In the material below, find each line that contains the word "value" and copy it.
# # # # #
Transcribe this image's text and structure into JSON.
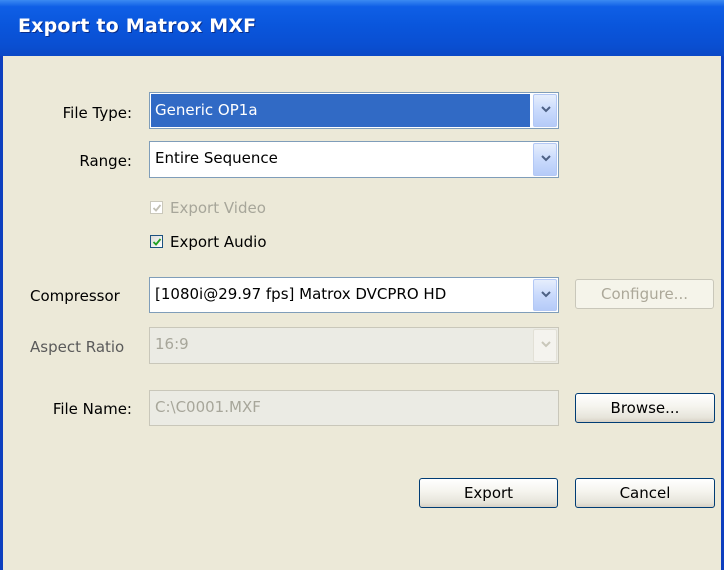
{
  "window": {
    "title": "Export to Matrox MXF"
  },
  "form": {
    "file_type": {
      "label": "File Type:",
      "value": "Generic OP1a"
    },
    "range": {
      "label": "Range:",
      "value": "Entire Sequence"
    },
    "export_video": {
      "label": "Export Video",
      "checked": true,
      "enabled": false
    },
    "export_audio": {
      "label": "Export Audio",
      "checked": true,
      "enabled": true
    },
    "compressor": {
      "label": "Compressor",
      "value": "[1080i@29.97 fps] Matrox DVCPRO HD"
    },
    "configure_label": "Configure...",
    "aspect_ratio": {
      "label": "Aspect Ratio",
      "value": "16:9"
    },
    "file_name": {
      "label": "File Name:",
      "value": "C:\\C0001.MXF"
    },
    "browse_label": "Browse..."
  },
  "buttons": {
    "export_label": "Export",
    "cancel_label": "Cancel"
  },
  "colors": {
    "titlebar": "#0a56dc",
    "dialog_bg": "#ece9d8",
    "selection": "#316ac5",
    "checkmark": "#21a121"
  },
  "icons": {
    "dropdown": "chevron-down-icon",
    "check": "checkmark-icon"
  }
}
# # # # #
§ **Solution**
      "value": "Generic OP1a"
      "value": "Entire Sequence"
      "value": "[1080i@29.97 fps] Matrox DVCPRO HD"
      "value": "16:9"
      "value": "C:\\C0001.MXF"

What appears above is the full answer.